Larry O'Hanlon, Discovery News - During a period of natural global warming 55 million years ago, ocean plant life kicked into high gear. All that productivity captured excessive carbon from the atmosphere and dropped it to the ocean floor, where it was buried -- or "sequestered." Scientists studying the remains of those plants are starting to understand how they helped cool the Earth.
Last time Earth suffered a carbon-induced fever, it was the oceans that helped saved the day, say marine scientists in California.
Massive ocean-bottom accumulations of the mineral barite show that the last severe global warming episode 55 million years ago was accompanied by several thousands of years of ocean plant life kicking into high gear. All that productivity captured excessive carbon from the atmosphere and dropped it to the ocean floor, where it was buried -- or "sequestered."
"Basically what we're trying to say is the increasing barite accumulation rate is really generally recording greater productivity and not just changes in ocean chemistry," said Adina Paytan, an oceanographer at the University of California at Santa Cruz.

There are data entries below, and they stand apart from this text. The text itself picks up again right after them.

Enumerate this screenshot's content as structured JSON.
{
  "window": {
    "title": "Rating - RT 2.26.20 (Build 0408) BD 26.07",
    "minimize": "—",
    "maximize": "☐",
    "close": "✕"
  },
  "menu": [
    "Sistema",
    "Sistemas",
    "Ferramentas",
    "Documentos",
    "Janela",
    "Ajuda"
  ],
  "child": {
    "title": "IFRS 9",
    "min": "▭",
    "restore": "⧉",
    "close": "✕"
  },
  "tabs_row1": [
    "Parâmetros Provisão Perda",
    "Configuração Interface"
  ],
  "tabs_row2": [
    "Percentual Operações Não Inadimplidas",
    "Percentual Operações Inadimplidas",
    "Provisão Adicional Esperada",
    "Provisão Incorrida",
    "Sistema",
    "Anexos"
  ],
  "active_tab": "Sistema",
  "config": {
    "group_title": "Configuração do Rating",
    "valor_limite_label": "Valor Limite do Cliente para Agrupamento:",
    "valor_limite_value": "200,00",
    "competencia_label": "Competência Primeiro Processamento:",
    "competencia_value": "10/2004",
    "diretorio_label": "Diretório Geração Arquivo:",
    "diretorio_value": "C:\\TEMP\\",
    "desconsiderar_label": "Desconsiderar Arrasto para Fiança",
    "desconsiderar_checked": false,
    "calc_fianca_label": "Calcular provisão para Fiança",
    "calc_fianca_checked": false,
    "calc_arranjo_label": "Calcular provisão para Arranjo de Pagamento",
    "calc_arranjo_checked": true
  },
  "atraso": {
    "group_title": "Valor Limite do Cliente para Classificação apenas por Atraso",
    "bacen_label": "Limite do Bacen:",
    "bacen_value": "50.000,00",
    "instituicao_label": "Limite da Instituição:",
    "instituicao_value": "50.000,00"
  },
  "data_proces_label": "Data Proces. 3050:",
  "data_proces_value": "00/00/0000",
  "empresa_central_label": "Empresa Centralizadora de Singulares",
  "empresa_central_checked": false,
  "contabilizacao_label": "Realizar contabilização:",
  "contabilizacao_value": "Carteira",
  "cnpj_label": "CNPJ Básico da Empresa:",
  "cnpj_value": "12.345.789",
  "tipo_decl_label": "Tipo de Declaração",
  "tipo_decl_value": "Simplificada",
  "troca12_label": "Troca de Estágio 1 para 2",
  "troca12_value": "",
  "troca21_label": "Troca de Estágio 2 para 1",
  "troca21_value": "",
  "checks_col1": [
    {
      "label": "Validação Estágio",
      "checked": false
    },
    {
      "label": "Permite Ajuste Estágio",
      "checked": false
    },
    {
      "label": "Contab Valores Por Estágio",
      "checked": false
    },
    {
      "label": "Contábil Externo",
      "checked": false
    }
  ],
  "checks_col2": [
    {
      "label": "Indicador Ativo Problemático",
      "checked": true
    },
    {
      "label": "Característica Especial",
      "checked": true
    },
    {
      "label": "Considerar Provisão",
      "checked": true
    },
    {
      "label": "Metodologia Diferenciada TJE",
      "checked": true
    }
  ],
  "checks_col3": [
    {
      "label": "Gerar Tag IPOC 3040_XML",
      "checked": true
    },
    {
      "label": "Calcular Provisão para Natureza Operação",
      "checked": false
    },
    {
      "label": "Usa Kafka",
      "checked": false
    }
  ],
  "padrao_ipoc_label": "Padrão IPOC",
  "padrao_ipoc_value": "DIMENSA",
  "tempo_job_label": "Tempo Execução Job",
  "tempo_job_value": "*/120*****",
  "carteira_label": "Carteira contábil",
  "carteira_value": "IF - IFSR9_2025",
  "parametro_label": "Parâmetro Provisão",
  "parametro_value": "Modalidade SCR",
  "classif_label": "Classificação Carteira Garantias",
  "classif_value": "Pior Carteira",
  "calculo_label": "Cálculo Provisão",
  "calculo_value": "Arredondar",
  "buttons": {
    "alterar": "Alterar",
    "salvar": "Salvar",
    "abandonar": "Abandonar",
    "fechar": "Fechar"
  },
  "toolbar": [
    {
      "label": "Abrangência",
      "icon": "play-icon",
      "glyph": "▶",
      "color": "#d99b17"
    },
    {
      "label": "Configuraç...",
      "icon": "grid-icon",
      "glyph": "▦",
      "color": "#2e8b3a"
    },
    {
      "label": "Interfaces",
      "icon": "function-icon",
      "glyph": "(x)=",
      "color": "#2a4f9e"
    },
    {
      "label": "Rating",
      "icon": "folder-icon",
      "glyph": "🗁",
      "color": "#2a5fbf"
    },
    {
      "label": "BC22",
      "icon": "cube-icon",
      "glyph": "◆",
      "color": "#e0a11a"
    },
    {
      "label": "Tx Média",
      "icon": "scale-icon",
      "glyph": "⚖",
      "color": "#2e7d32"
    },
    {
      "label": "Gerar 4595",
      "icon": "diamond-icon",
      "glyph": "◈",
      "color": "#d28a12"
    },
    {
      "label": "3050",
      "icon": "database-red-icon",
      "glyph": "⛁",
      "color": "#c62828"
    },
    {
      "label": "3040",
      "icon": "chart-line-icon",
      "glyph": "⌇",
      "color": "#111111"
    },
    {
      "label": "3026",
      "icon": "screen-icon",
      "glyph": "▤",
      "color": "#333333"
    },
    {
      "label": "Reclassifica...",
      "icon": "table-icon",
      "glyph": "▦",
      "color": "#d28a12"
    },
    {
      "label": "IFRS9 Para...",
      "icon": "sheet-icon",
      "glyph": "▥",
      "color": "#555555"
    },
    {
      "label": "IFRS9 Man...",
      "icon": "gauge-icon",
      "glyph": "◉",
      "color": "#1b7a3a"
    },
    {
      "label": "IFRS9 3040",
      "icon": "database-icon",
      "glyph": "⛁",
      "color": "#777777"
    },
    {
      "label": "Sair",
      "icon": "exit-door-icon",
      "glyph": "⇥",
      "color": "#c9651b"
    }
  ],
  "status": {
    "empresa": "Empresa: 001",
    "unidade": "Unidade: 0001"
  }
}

She is the author of a report on barite in the deep sea which appears in the December issue of the journal Geology, published by the Geological Society of America.
Barite, also known as barium sulfate, is a good indicator of productivity, Paytan said, because all living things contain a lot of the element barium in their tissues. When organisms in the life-rich upper waters die, they sink to the sea floor, taking that barium with them. At great depths that barium reaches its saturation point in the water and combines with sulfur to create the mineral barite.
In other words, barite is a secondary product of boom times in the sunny surface waters of a warmer world.
The new research contrasts with previous work on the signs of changing ocean productivity 55 million years ago -- what's called the Paleocene-Eocene Thermal Maximum (PETM) -- by looking for direct products of living organisms, Paytan told Discovery News.
If the barite speaks the truth about what turned down the thermostat during the PETM, it also could be a clue to how Earth will eventually respond to current global warming.
"I think the main contribution here is that the PETM is our best example of a natural carbon cycle experiment," said PETM expert James Zachos, who also works at U.C. Santa Cruz, but was not involved in Paytan's research.
"This study is suggesting that the peaks in barite observed in the deep sea...are accurately reflecting changes in the accelerated, though temporary, sequestration of carbon by one process -- higher algal production," Zachos told Discovery News.
That doesn't mean Earth is likely to repair the damage done by current global warming in any timely way, however, he cautions.
"Unfortunately, this process is slow and thus lags the buildup of carbon in the atmosphere," said Zachos.
In fact, said Paytan, the barite accumulation went on for about 170,000 years. That suggests it takes a lot longer to cool off a hot Earth than to heat up a cool planet.